Activity — Repeat everything in the listing below. Keep each line exact.

__________________________________________________

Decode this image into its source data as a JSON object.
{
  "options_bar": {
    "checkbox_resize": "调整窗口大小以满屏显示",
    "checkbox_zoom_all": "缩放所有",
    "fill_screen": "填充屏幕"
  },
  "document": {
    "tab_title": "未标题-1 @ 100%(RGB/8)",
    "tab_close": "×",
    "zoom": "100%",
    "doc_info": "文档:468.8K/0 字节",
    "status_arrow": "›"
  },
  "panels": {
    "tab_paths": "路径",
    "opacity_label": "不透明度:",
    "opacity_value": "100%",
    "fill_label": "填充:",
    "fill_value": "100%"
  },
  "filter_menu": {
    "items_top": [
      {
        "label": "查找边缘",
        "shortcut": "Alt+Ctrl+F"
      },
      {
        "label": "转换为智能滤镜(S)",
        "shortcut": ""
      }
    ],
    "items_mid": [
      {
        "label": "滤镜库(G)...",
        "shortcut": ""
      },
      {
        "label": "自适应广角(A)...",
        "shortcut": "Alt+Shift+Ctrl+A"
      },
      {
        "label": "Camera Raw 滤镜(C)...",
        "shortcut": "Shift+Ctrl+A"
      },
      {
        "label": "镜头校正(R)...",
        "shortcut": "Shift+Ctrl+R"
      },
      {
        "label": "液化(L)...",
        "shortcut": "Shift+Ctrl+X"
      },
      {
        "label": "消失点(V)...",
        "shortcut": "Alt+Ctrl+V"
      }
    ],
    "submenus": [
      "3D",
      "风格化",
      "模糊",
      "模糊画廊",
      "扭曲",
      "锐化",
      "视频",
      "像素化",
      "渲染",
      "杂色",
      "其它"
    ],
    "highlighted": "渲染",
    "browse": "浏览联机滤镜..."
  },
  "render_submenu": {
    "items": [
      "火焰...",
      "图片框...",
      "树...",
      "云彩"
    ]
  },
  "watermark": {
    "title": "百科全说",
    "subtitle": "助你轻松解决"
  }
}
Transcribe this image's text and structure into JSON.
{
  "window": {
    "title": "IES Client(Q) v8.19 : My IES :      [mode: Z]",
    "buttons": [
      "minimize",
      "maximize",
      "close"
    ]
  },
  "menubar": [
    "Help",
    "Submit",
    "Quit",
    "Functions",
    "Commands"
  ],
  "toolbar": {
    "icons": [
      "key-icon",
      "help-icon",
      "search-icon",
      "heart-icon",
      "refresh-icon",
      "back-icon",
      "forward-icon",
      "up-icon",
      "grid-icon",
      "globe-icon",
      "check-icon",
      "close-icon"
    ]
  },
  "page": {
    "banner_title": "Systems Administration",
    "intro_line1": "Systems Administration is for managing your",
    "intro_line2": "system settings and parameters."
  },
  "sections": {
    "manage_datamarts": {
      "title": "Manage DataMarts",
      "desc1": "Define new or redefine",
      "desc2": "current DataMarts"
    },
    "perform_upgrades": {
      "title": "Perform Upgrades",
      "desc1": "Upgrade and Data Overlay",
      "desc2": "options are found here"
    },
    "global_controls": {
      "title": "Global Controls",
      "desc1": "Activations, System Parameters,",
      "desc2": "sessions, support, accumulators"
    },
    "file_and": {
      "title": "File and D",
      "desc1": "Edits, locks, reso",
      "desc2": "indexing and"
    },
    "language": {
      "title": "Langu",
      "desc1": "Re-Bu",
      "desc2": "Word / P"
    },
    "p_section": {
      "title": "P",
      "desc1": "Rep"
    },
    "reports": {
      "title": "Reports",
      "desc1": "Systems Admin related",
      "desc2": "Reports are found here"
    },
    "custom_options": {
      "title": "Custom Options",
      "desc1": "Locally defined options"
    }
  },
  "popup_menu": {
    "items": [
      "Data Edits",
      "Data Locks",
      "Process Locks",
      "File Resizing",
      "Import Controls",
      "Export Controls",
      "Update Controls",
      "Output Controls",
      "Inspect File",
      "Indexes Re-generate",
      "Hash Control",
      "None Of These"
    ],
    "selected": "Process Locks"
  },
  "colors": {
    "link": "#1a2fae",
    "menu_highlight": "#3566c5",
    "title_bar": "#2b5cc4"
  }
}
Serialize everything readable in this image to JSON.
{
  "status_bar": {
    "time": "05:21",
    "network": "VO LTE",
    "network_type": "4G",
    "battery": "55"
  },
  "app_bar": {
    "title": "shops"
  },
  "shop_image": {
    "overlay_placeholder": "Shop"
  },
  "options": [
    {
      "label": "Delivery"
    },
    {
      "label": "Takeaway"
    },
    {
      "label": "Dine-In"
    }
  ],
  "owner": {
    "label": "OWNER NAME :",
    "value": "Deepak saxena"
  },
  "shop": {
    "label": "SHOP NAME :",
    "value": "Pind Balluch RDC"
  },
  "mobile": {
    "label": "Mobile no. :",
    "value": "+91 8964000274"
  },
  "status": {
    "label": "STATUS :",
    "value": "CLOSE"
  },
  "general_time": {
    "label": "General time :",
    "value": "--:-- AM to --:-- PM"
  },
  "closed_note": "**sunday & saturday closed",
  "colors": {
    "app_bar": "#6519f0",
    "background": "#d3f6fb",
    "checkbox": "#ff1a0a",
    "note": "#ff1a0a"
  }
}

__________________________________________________

Exercise output —
Decode this image into its source data as a JSON object.
{
  "options_bar": {
    "checkbox_resize": "调整窗口大小以满屏显示",
    "checkbox_zoom_all": "缩放所有",
    "fill_screen": "填充屏幕"
  },
  "document": {
    "tab_title": "未标题-1 @ 100%(RGB/8)",
    "tab_close": "×",
    "zoom": "100%",
    "doc_info": "文档:468.8K/0 字节",
    "status_arrow": "›"
  },
  "panels": {
    "tab_paths": "路径",
    "opacity_label": "不透明度:",
    "opacity_value": "100%",
    "fill_label": "填充:",
    "fill_value": "100%"
  },
  "filter_menu": {
    "items_top": [
      {
        "label": "查找边缘",
        "shortcut": "Alt+Ctrl+F"
      },
      {
        "label": "转换为智能滤镜(S)",
        "shortcut": ""
      }
    ],
    "items_mid": [
      {
        "label": "滤镜库(G)...",
        "shortcut": ""
      },
      {
        "label": "自适应广角(A)...",
        "shortcut": "Alt+Shift+Ctrl+A"
      },
      {
        "label": "Camera Raw 滤镜(C)...",
        "shortcut": "Shift+Ctrl+A"
      },
      {
        "label": "镜头校正(R)...",
        "shortcut": "Shift+Ctrl+R"
      },
      {
        "label": "液化(L)...",
        "shortcut": "Shift+Ctrl+X"
      },
      {
        "label": "消失点(V)...",
        "shortcut": "Alt+Ctrl+V"
      }
    ],
    "submenus": [
      "3D",
      "风格化",
      "模糊",
      "模糊画廊",
      "扭曲",
      "锐化",
      "视频",
      "像素化",
      "渲染",
      "杂色",
      "其它"
    ],
    "highlighted": "渲染",
    "browse": "浏览联机滤镜..."
  },
  "render_submenu": {
    "items": [
      "火焰...",
      "图片框...",
      "树...",
      "云彩"
    ]
  },
  "watermark": {
    "title": "百科全说",
    "subtitle": "助你轻松解决"
  }
}
Transcribe this image's text and structure into JSON.
{
  "window": {
    "title": "IES Client(Q) v8.19 : My IES :      [mode: Z]",
    "buttons": [
      "minimize",
      "maximize",
      "close"
    ]
  },
  "menubar": [
    "Help",
    "Submit",
    "Quit",
    "Functions",
    "Commands"
  ],
  "toolbar": {
    "icons": [
      "key-icon",
      "help-icon",
      "search-icon",
      "heart-icon",
      "refresh-icon",
      "back-icon",
      "forward-icon",
      "up-icon",
      "grid-icon",
      "globe-icon",
      "check-icon",
      "close-icon"
    ]
  },
  "page": {
    "banner_title": "Systems Administration",
    "intro_line1": "Systems Administration is for managing your",
    "intro_line2": "system settings and parameters."
  },
  "sections": {
    "manage_datamarts": {
      "title": "Manage DataMarts",
      "desc1": "Define new or redefine",
      "desc2": "current DataMarts"
    },
    "perform_upgrades": {
      "title": "Perform Upgrades",
      "desc1": "Upgrade and Data Overlay",
      "desc2": "options are found here"
    },
    "global_controls": {
      "title": "Global Controls",
      "desc1": "Activations, System Parameters,",
      "desc2": "sessions, support, accumulators"
    },
    "file_and": {
      "title": "File and D",
      "desc1": "Edits, locks, reso",
      "desc2": "indexing and"
    },
    "language": {
      "title": "Langu",
      "desc1": "Re-Bu",
      "desc2": "Word / P"
    },
    "p_section": {
      "title": "P",
      "desc1": "Rep"
    },
    "reports": {
      "title": "Reports",
      "desc1": "Systems Admin related",
      "desc2": "Reports are found here"
    },
    "custom_options": {
      "title": "Custom Options",
      "desc1": "Locally defined options"
    }
  },
  "popup_menu": {
    "items": [
      "Data Edits",
      "Data Locks",
      "Process Locks",
      "File Resizing",
      "Import Controls",
      "Export Controls",
      "Update Controls",
      "Output Controls",
      "Inspect File",
      "Indexes Re-generate",
      "Hash Control",
      "None Of These"
    ],
    "selected": "Process Locks"
  },
  "colors": {
    "link": "#1a2fae",
    "menu_highlight": "#3566c5",
    "title_bar": "#2b5cc4"
  }
}
Serialize everything readable in this image to JSON.
{
  "status_bar": {
    "time": "05:21",
    "network": "VO LTE",
    "network_type": "4G",
    "battery": "55"
  },
  "app_bar": {
    "title": "shops"
  },
  "shop_image": {
    "overlay_placeholder": "Shop"
  },
  "options": [
    {
      "label": "Delivery"
    },
    {
      "label": "Takeaway"
    },
    {
      "label": "Dine-In"
    }
  ],
  "owner": {
    "label": "OWNER NAME :",
    "value": "Deepak saxena"
  },
  "shop": {
    "label": "SHOP NAME :",
    "value": "Pind Balluch RDC"
  },
  "mobile": {
    "label": "Mobile no. :",
    "value": "+91 8964000274"
  },
  "status": {
    "label": "STATUS :",
    "value": "CLOSE"
  },
  "general_time": {
    "label": "General time :",
    "value": "--:-- AM to --:-- PM"
  },
  "closed_note": "**sunday & saturday closed",
  "colors": {
    "app_bar": "#6519f0",
    "background": "#d3f6fb",
    "checkbox": "#ff1a0a",
    "note": "#ff1a0a"
  }
}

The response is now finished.